PROBLEM DETAILS — Return, from the lines below, each one that includes the word "more".

DATA —
● ● ● ● ● ● ●

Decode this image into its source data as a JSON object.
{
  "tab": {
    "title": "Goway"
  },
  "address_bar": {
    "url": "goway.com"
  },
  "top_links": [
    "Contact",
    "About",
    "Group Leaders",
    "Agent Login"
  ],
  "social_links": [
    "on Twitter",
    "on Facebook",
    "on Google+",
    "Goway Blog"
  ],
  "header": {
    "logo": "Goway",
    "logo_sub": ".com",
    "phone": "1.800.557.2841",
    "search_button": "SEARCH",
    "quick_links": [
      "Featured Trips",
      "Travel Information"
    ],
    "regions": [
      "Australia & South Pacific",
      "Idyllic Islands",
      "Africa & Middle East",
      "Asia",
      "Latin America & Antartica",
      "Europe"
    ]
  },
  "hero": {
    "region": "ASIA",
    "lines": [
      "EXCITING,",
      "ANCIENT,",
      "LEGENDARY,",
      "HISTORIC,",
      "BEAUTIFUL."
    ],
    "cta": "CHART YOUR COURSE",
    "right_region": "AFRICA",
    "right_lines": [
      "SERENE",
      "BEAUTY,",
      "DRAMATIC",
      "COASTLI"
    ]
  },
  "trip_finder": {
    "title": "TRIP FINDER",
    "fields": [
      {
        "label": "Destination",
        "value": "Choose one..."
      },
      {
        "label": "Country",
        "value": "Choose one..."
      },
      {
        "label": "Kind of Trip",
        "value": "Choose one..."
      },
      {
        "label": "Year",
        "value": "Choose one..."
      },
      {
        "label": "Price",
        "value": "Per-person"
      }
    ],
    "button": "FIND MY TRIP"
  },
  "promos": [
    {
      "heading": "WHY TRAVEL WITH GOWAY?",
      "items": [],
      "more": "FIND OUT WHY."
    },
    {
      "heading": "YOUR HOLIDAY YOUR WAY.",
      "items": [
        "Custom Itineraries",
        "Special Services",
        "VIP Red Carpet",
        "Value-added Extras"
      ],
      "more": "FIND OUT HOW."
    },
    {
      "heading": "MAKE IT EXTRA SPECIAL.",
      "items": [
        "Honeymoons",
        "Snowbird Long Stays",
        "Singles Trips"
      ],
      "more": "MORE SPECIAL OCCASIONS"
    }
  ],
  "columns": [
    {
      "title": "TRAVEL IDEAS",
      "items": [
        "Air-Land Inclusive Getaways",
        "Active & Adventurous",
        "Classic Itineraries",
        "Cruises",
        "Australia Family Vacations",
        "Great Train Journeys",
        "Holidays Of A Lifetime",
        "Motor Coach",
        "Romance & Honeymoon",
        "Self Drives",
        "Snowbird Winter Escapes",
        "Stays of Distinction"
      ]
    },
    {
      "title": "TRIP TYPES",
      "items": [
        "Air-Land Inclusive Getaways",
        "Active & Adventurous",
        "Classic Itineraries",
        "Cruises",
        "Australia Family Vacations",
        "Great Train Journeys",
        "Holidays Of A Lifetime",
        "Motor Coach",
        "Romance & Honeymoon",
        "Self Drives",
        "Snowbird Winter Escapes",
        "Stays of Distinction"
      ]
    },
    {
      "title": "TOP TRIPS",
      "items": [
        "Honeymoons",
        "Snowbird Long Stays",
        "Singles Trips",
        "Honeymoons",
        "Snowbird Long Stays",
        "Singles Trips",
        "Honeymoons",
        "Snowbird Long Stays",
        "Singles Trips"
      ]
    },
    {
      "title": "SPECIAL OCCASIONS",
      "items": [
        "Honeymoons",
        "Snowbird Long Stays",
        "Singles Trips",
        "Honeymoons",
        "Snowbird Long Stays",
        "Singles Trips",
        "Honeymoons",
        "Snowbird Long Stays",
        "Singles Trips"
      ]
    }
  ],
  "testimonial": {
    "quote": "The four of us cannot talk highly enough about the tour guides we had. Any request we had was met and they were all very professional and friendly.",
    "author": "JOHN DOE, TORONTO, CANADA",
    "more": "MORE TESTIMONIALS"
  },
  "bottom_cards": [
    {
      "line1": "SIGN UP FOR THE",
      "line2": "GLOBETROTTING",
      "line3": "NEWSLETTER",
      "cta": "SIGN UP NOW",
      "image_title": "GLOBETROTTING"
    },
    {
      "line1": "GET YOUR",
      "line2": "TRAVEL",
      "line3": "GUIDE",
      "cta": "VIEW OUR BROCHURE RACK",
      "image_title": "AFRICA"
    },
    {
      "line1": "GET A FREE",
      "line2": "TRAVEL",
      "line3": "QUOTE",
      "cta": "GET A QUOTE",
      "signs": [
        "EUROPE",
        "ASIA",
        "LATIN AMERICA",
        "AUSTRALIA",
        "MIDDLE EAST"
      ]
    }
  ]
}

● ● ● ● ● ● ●

FINISHED EXERCISE —
      "more": "FIND OUT WHY."
      "more": "FIND OUT HOW."
      "more": "MORE SPECIAL OCCASIONS"
    "more": "MORE TESTIMONIALS"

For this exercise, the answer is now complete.